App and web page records

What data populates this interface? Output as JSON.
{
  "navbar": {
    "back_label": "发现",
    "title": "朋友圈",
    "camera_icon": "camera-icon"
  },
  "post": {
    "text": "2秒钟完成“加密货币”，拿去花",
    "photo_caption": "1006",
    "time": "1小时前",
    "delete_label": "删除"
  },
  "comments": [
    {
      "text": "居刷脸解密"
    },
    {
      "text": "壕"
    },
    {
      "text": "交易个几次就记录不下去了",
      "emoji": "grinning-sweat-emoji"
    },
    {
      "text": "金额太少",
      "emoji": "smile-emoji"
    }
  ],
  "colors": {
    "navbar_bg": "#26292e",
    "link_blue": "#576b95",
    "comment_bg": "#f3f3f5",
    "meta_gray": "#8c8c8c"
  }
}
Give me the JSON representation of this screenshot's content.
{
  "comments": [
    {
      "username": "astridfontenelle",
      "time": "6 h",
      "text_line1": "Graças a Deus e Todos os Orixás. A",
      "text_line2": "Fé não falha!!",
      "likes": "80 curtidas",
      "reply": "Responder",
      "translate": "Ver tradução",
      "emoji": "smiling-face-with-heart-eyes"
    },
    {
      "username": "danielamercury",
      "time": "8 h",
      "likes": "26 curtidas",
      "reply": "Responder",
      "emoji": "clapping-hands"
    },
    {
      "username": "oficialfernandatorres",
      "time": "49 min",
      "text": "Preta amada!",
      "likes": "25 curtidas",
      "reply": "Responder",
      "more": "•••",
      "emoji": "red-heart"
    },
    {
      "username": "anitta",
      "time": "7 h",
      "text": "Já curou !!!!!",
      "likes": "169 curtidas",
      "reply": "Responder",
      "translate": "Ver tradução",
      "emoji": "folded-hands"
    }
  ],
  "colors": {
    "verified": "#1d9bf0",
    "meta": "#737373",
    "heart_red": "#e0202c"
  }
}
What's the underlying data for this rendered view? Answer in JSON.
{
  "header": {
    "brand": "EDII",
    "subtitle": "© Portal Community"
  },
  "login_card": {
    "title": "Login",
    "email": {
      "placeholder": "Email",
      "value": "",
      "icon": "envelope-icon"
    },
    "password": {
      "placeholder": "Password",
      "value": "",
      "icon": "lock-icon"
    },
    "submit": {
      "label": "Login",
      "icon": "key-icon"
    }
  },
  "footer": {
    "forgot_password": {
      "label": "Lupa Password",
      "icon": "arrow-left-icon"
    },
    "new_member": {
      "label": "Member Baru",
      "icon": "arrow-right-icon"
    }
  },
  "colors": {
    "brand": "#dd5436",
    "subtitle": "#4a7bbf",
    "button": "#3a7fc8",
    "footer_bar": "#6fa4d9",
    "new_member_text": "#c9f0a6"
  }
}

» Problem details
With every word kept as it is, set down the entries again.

» Answer section
What data populates this interface? Output as JSON.
{
  "navbar": {
    "back_label": "发现",
    "title": "朋友圈",
    "camera_icon": "camera-icon"
  },
  "post": {
    "text": "2秒钟完成“加密货币”，拿去花",
    "photo_caption": "1006",
    "time": "1小时前",
    "delete_label": "删除"
  },
  "comments": [
    {
      "text": "居刷脸解密"
    },
    {
      "text": "壕"
    },
    {
      "text": "交易个几次就记录不下去了",
      "emoji": "grinning-sweat-emoji"
    },
    {
      "text": "金额太少",
      "emoji": "smile-emoji"
    }
  ],
  "colors": {
    "navbar_bg": "#26292e",
    "link_blue": "#576b95",
    "comment_bg": "#f3f3f5",
    "meta_gray": "#8c8c8c"
  }
}
Give me the JSON representation of this screenshot's content.
{
  "comments": [
    {
      "username": "astridfontenelle",
      "time": "6 h",
      "text_line1": "Graças a Deus e Todos os Orixás. A",
      "text_line2": "Fé não falha!!",
      "likes": "80 curtidas",
      "reply": "Responder",
      "translate": "Ver tradução",
      "emoji": "smiling-face-with-heart-eyes"
    },
    {
      "username": "danielamercury",
      "time": "8 h",
      "likes": "26 curtidas",
      "reply": "Responder",
      "emoji": "clapping-hands"
    },
    {
      "username": "oficialfernandatorres",
      "time": "49 min",
      "text": "Preta amada!",
      "likes": "25 curtidas",
      "reply": "Responder",
      "more": "•••",
      "emoji": "red-heart"
    },
    {
      "username": "anitta",
      "time": "7 h",
      "text": "Já curou !!!!!",
      "likes": "169 curtidas",
      "reply": "Responder",
      "translate": "Ver tradução",
      "emoji": "folded-hands"
    }
  ],
  "colors": {
    "verified": "#1d9bf0",
    "meta": "#737373",
    "heart_red": "#e0202c"
  }
}
What's the underlying data for this rendered view? Answer in JSON.
{
  "header": {
    "brand": "EDII",
    "subtitle": "© Portal Community"
  },
  "login_card": {
    "title": "Login",
    "email": {
      "placeholder": "Email",
      "value": "",
      "icon": "envelope-icon"
    },
    "password": {
      "placeholder": "Password",
      "value": "",
      "icon": "lock-icon"
    },
    "submit": {
      "label": "Login",
      "icon": "key-icon"
    }
  },
  "footer": {
    "forgot_password": {
      "label": "Lupa Password",
      "icon": "arrow-left-icon"
    },
    "new_member": {
      "label": "Member Baru",
      "icon": "arrow-right-icon"
    }
  },
  "colors": {
    "brand": "#dd5436",
    "subtitle": "#4a7bbf",
    "button": "#3a7fc8",
    "footer_bar": "#6fa4d9",
    "new_member_text": "#c9f0a6"
  }
}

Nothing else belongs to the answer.